• Task to complete: The listing needs restating word for word.

• Excerpted records:
────────────────────
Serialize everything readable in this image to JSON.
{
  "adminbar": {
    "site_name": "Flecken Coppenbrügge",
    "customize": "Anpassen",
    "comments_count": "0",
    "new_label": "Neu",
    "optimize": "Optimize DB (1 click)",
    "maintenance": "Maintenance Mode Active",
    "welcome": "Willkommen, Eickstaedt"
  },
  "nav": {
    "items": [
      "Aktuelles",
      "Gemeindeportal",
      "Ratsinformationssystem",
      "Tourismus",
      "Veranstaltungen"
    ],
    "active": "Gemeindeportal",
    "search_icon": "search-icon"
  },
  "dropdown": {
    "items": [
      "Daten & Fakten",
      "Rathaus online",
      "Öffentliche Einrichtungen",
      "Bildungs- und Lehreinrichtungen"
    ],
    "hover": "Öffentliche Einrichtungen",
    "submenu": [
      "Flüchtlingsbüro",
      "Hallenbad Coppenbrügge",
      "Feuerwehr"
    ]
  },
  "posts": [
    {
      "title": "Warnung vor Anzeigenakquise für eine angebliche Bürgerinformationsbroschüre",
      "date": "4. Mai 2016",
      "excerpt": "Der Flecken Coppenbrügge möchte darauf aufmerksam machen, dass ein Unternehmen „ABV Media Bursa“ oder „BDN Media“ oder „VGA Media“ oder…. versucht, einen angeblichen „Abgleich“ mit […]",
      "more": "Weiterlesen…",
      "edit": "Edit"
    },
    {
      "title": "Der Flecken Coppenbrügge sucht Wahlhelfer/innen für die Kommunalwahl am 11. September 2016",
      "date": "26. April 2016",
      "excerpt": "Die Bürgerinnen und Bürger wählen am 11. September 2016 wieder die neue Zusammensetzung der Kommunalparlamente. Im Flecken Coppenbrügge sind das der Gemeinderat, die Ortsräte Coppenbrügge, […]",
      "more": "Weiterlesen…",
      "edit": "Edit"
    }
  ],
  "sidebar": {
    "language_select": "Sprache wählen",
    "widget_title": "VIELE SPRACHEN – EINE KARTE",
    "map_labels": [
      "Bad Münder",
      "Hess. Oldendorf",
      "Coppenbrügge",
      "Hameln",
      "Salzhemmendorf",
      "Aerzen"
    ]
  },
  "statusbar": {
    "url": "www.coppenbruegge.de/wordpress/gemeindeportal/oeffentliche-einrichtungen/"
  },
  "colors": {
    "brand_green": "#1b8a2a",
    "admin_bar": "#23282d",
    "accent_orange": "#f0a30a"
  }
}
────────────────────
• Task response:
Serialize everything readable in this image to JSON.
{
  "adminbar": {
    "site_name": "Flecken Coppenbrügge",
    "customize": "Anpassen",
    "comments_count": "0",
    "new_label": "Neu",
    "optimize": "Optimize DB (1 click)",
    "maintenance": "Maintenance Mode Active",
    "welcome": "Willkommen, Eickstaedt"
  },
  "nav": {
    "items": [
      "Aktuelles",
      "Gemeindeportal",
      "Ratsinformationssystem",
      "Tourismus",
      "Veranstaltungen"
    ],
    "active": "Gemeindeportal",
    "search_icon": "search-icon"
  },
  "dropdown": {
    "items": [
      "Daten & Fakten",
      "Rathaus online",
      "Öffentliche Einrichtungen",
      "Bildungs- und Lehreinrichtungen"
    ],
    "hover": "Öffentliche Einrichtungen",
    "submenu": [
      "Flüchtlingsbüro",
      "Hallenbad Coppenbrügge",
      "Feuerwehr"
    ]
  },
  "posts": [
    {
      "title": "Warnung vor Anzeigenakquise für eine angebliche Bürgerinformationsbroschüre",
      "date": "4. Mai 2016",
      "excerpt": "Der Flecken Coppenbrügge möchte darauf aufmerksam machen, dass ein Unternehmen „ABV Media Bursa“ oder „BDN Media“ oder „VGA Media“ oder…. versucht, einen angeblichen „Abgleich“ mit […]",
      "more": "Weiterlesen…",
      "edit": "Edit"
    },
    {
      "title": "Der Flecken Coppenbrügge sucht Wahlhelfer/innen für die Kommunalwahl am 11. September 2016",
      "date": "26. April 2016",
      "excerpt": "Die Bürgerinnen und Bürger wählen am 11. September 2016 wieder die neue Zusammensetzung der Kommunalparlamente. Im Flecken Coppenbrügge sind das der Gemeinderat, die Ortsräte Coppenbrügge, […]",
      "more": "Weiterlesen…",
      "edit": "Edit"
    }
  ],
  "sidebar": {
    "language_select": "Sprache wählen",
    "widget_title": "VIELE SPRACHEN – EINE KARTE",
    "map_labels": [
      "Bad Münder",
      "Hess. Oldendorf",
      "Coppenbrügge",
      "Hameln",
      "Salzhemmendorf",
      "Aerzen"
    ]
  },
  "statusbar": {
    "url": "www.coppenbruegge.de/wordpress/gemeindeportal/oeffentliche-einrichtungen/"
  },
  "colors": {
    "brand_green": "#1b8a2a",
    "admin_bar": "#23282d",
    "accent_orange": "#f0a30a"
  }
}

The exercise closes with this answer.